Last week, the King County Superior Court celebrated LatinX Heritage Month. Their inspiring program featured two students and keynote speaker Jeremy Taiwo who were recognized for embodying this year’s theme. The theme was Rising to the Challenge. It is important to acknowledge that youth can persevere in the face of struggle and challenges, and ultimately serve their communities in leadership roles.
Cielo Martinez (left) and Gonzalo Cruz (right) were recognized at the event for succeeding in spite of obstacles and struggles out of their control.

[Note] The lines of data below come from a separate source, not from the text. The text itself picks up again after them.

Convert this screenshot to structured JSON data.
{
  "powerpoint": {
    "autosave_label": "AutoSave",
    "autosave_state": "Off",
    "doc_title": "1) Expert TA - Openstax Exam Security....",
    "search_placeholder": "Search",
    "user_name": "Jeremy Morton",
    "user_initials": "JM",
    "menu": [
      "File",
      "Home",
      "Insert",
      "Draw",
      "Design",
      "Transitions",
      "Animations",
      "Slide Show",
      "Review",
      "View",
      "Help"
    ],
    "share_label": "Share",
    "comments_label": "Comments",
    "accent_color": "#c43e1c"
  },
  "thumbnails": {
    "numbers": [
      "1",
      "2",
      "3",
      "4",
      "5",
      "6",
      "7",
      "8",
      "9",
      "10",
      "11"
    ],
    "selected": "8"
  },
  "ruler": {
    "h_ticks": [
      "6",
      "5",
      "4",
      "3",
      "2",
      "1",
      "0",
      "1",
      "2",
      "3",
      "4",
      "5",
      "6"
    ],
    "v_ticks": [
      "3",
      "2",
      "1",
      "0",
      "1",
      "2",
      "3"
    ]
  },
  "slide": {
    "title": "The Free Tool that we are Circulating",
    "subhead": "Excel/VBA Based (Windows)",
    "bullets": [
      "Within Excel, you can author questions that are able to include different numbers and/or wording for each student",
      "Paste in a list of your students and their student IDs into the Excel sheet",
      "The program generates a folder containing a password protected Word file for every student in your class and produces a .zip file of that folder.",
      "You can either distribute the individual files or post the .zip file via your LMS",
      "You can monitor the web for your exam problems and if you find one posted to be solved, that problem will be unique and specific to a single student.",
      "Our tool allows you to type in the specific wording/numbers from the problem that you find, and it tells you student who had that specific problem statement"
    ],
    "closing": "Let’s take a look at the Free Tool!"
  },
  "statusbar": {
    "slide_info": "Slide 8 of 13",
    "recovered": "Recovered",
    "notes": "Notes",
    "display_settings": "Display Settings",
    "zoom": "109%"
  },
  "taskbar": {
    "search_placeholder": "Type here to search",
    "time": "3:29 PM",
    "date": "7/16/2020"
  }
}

Cielo serves on the Board of Directors at El Centro de la Raza as a student representative. Throughout her life, she has mastered the skill of adapting to her environment. Her love for continuous learning and passion for helping others make her a compassionate Latina. In the near future, she sees herself assisting recently arrived immigrants with assimilating in the States.
Gonzalo was homeless while he was in high school. He turned his housing and familial situations around by making the most of his time protesting DACA and gun reform. In high school, he was captain of the wrestling team and qualified twice for State. He is the first in his family to pass sophomore year and will be attending college to study mechanical engineering.

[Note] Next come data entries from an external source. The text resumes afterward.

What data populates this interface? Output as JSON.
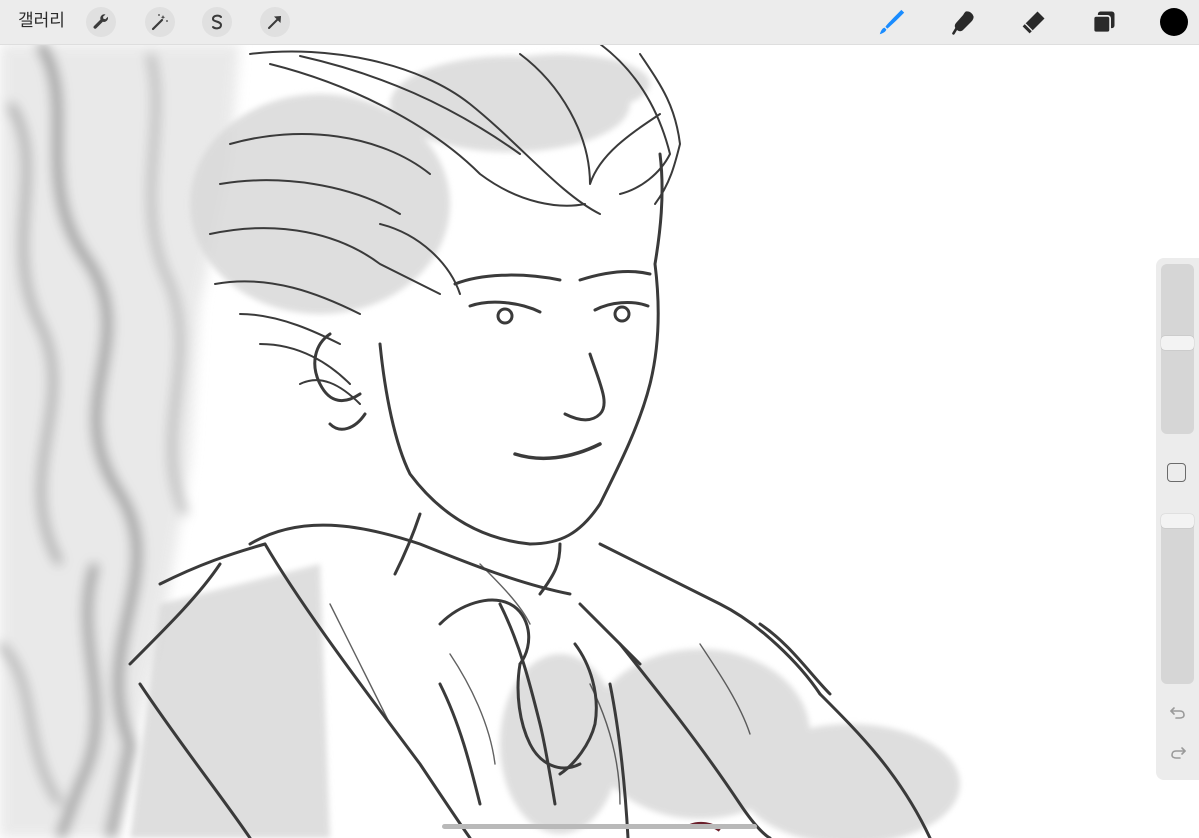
{
  "toolbar": {
    "gallery_label": "갤러리",
    "left_tools": [
      {
        "name": "actions",
        "icon": "wrench-icon"
      },
      {
        "name": "adjustments",
        "icon": "magic-wand-icon"
      },
      {
        "name": "selection",
        "icon": "selection-s-icon"
      },
      {
        "name": "transform",
        "icon": "arrow-cursor-icon"
      }
    ],
    "right_tools": [
      {
        "name": "brush",
        "icon": "brush-icon",
        "active": true
      },
      {
        "name": "smudge",
        "icon": "smudge-icon",
        "active": false
      },
      {
        "name": "eraser",
        "icon": "eraser-icon",
        "active": false
      },
      {
        "name": "layers",
        "icon": "layers-icon",
        "active": false
      }
    ],
    "current_color": "#000000",
    "accent_color": "#1a8cff"
  },
  "sidebar": {
    "brush_size_slider": {
      "icon": "size-slider"
    },
    "modify_button": {
      "icon": "square-modify-icon"
    },
    "opacity_slider": {
      "icon": "opacity-slider"
    },
    "undo": {
      "icon": "undo-icon"
    },
    "redo": {
      "icon": "redo-icon"
    }
  },
  "canvas": {
    "content": "line-art-sketch",
    "line_color": "#3a3a3a",
    "shade_color": "#d9d9d9"
  }
}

Keynote speaker Jeremy Taiwo of Nigerian and Colombian descent also shared his story on his way to becoming an Olympic decathlete. Jeremy was offered a track scholarship at Stanford, where he tried out for the team. However, the Stanford track coach told Jeremy that he was worth only 25% of the scholarship offer. That was when Jeremy decided to attend the University of Washington. In 2016, Jeremy competed in the Olympics where he placed 11th in the Decathlon. At last week’s Latino Heritage Celebration event, Jeremy closed with this inspirational, “The only person that sets limits is yourself. Don’t let others dictate your limits.”